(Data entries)
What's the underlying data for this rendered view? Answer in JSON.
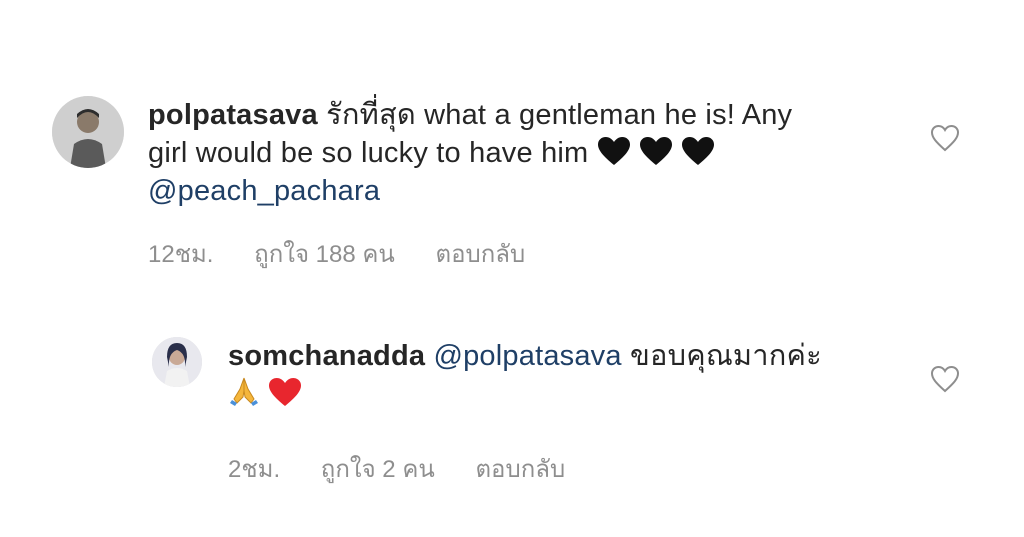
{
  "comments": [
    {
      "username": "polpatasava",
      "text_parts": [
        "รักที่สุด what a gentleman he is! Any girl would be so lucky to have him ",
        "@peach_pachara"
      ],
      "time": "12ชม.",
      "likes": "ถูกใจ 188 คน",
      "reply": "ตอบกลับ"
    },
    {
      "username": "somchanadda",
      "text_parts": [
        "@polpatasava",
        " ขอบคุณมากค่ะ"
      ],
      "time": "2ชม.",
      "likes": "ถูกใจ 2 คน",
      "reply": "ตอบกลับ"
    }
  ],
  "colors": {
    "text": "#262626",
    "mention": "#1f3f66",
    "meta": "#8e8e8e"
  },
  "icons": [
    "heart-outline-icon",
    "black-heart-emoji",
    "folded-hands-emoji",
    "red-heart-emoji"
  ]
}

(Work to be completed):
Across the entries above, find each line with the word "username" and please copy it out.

(Written solution):
      "username": "polpatasava",
      "username": "somchanadda",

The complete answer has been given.